_WHAT IS REQUIRED:_
The entries below should be set down again exactly, with every picture left out.

_RECORDS TO USE:_

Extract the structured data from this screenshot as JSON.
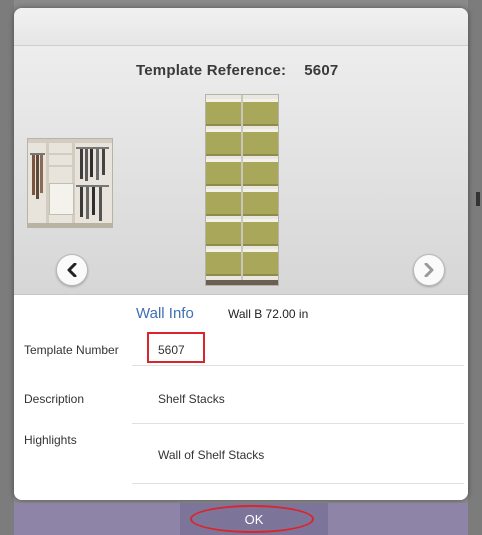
{
  "preview": {
    "template_reference_label": "Template Reference:",
    "template_reference_number": "5607",
    "thumbnail_icon": "closet-thumbnail",
    "stack_icon": "shelf-stack-illustration",
    "prev_icon": "chevron-left-icon",
    "next_icon": "chevron-right-icon",
    "shelf_color": "#a9a75a"
  },
  "info": {
    "title": "Wall Info",
    "wall_description": "Wall B 72.00 in",
    "rows": [
      {
        "label": "Template Number",
        "value": "5607"
      },
      {
        "label": "Description",
        "value": "Shelf Stacks"
      },
      {
        "label": "Highlights",
        "value": "Wall of Shelf Stacks"
      }
    ]
  },
  "footer": {
    "ok_label": "OK"
  },
  "colors": {
    "accent_link": "#3f6fb5",
    "highlight_red": "#d9262a",
    "footer_purple": "#8d84a8"
  }
}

_SOLUTION TO THE EXERCISE:_
Extract the structured data from this screenshot as JSON.
{
  "preview": {
    "template_reference_label": "Template Reference:",
    "template_reference_number": "5607",
    "thumbnail_icon": "closet-thumbnail",
    "stack_icon": "shelf-stack-illustration",
    "prev_icon": "chevron-left-icon",
    "next_icon": "chevron-right-icon",
    "shelf_color": "#a9a75a"
  },
  "info": {
    "title": "Wall Info",
    "wall_description": "Wall B 72.00 in",
    "rows": [
      {
        "label": "Template Number",
        "value": "5607"
      },
      {
        "label": "Description",
        "value": "Shelf Stacks"
      },
      {
        "label": "Highlights",
        "value": "Wall of Shelf Stacks"
      }
    ]
  },
  "footer": {
    "ok_label": "OK"
  },
  "colors": {
    "accent_link": "#3f6fb5",
    "highlight_red": "#d9262a",
    "footer_purple": "#8d84a8"
  }
}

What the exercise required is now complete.